Data about app and page elements
BEGIN

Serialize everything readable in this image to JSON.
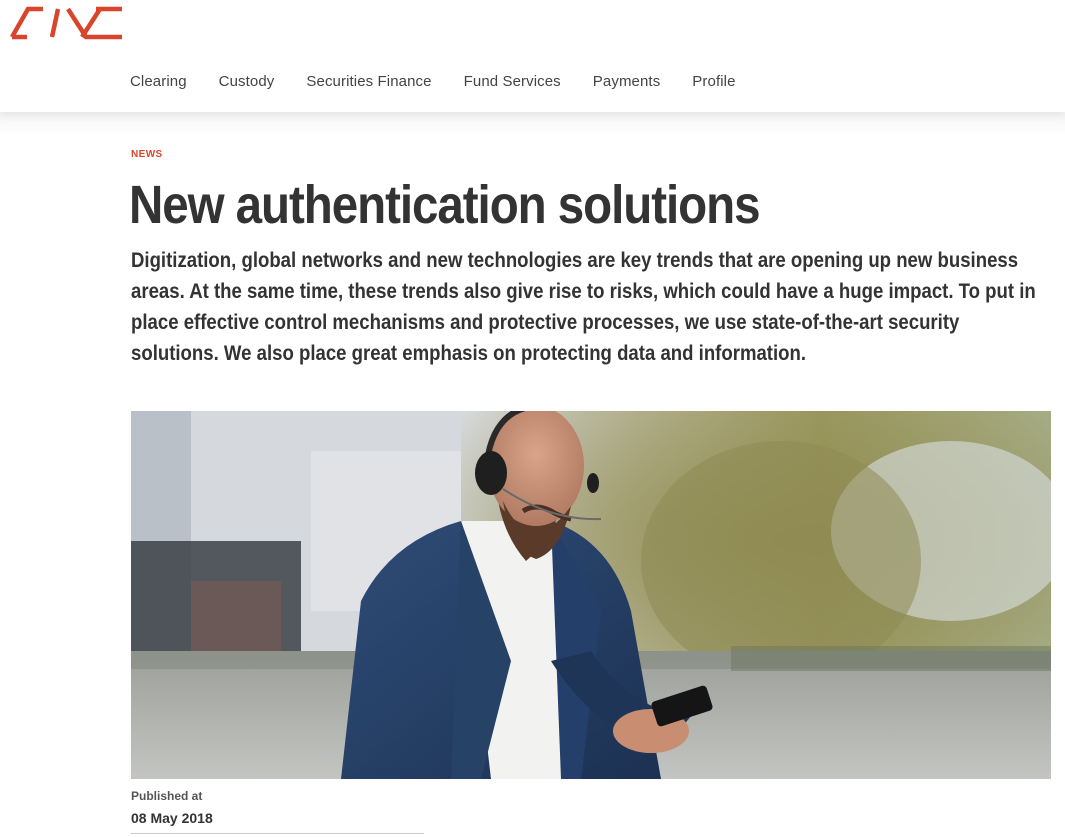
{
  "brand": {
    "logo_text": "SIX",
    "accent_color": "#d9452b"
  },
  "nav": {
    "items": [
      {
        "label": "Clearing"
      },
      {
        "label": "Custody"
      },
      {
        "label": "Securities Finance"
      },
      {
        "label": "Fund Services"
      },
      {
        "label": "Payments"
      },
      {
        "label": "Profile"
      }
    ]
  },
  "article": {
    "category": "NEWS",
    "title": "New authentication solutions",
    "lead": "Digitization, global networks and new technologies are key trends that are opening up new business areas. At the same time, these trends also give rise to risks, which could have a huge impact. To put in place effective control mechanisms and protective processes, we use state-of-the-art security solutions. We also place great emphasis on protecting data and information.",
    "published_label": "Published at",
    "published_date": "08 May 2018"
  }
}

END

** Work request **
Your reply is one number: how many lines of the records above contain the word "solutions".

** Written answer **
2